The Dosanko, alternatively known as the Hokkaido Horse or Hokkaido Pony, represents a unique and resilient equine breed among Japan’s eight native horse varieties. Distinctively, it is the only breed among these that has successfully evaded the brink of critical endangerment.
Its lineage traces back to the rugged terrains of Hokkaido, an island known for its challenging climate, where the Dosanko has flourished, adapting remarkably to its surroundings. This introductory overview aims to shed light on the breed’s exceptional characteristics and its significant role in Japan’s diverse equine history.
The Dosanko horse breed of Japan stands as a testament to adaptability and perseverance, its evolution being tied closely to Hokkaido society and culture. From Nanbu horses through Nansho horses to today’s robust Dosanko breed, its evolution illustrates human needs vs natural resilience through time.
Dosanko Horses Can be Traced Back to Nanbu Breed: The Dosanko can trace their lineage back to Nanbu horses from Tohoku region on Honshu Island.
Arrival to Hokkaido: These horses were first imported into Hokkaido by fishermen during the Tokugawa period (1603-1868) for transporting herring, one of the main fisheries in Hokkaido at that time.
Adaptation and Survival
Seasonal Migration of Fishermen: Fishermen would return to the mainland during autumn, leaving their horses behind to adapt to Hokkaido’s harsh winter climate on their own.
Natural Selection: Each annual cycle of abandonment and return created an environment conducive to natural selection; only those horses which could withstand harsh winters managed to remain. From this came the Dosanko breed.
Establishment of a Breed Registry (1979): Recognizing and protecting this breed was made much simpler with the creation of a registry in 1979.

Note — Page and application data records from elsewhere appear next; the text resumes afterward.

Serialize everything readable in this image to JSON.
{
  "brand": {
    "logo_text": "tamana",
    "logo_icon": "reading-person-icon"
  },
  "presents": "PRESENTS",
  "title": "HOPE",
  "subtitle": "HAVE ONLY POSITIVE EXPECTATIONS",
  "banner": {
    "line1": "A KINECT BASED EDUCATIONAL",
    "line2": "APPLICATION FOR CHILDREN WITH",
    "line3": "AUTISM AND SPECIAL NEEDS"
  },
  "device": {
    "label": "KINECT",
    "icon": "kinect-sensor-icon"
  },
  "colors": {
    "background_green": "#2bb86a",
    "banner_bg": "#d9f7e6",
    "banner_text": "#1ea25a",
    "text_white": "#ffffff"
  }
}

Population Fluctuations: Following registration, their numbers experienced a dramatic upsurge; peaking at approximately 3,000 in the early 90s but subsequently dropping back down to 1,950 by 2000.
Modern Preservation Initiatives
Dosanko Are an Important Part of Hokkaido Agriculture: Ranchers and farmers throughout Hokkaido continue to rely on Dosanko, often wintering them off in mountainous regions.
Research and Conservation: Hokkaido University plays an essential role in conserving this unique horse breed by supporting research grants that develop strategies to preserve them.
Stall and Body Composition: Hokkaido ponies stand between 13-14 hands high, are compact yet muscular animals with thick coats to help them cope in cold climates.
Coat and Color: Greyhounds can be seen with various hues such as bay, black, chestnut, dun and brindle coats that provide extra insulation from cold conditions. Their thick mane and tail also add further insulation against chill.
Adaptation to Environment:
One of the remarkable characteristics of Hokkaido ponies is their remarkable resilience during harsh winters. They have learned to locate food under snow cover and endure extreme low temperatures without suffering.
Mountainous Terrain Navigating: Horses’ hooves and legs are well-adapted for traversing Hokkaido’s mountainous terrain, making them sure-footed and reliable companions.
Modern Applications of Conservation:
Equestrian Activities: Hokkaido ponies have long been utilized in riding activities, particularly trekking and trail riding, due to their comfortable temperament and sturdy build.
Conservation Efforts: Although their numbers aren’t critically low, efforts are ongoing to safeguard this unique breed; breeders and enthusiasts promote its significance within Japanese history.
Festivals and Traditions: The Hokkaido pony plays a role in local festivals and traditions, celebrated for its historical importance and connection to the island.
Symbol of Resilience: It’s also viewed as a symbol of resilience and adaptability, mirroring the spirit of the people of Hokkaido.